___ EXERCISE INPUT
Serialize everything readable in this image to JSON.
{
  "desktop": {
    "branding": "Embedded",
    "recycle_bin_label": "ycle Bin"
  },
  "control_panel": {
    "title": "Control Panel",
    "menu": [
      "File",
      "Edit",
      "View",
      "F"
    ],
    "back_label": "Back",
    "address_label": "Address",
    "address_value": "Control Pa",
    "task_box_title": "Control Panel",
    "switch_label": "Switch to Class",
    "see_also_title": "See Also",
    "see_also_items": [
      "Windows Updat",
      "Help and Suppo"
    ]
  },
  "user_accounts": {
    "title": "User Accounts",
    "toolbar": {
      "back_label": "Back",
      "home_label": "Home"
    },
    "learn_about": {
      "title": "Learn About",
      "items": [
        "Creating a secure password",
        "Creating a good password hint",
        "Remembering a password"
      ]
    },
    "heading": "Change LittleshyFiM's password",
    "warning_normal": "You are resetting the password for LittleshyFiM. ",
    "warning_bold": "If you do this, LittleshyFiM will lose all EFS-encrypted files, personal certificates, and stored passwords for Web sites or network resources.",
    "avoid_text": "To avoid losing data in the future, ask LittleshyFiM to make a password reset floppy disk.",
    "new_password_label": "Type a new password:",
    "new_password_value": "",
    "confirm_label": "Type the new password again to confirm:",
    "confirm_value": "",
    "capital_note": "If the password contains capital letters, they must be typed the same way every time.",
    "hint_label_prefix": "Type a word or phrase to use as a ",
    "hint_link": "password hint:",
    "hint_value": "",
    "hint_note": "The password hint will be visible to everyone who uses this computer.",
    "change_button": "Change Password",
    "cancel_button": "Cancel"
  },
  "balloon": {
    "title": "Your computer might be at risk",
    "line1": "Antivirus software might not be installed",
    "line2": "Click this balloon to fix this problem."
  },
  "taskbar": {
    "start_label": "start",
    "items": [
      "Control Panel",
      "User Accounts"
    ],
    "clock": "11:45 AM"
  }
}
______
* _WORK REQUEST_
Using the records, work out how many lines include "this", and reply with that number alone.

* _RESULT_
4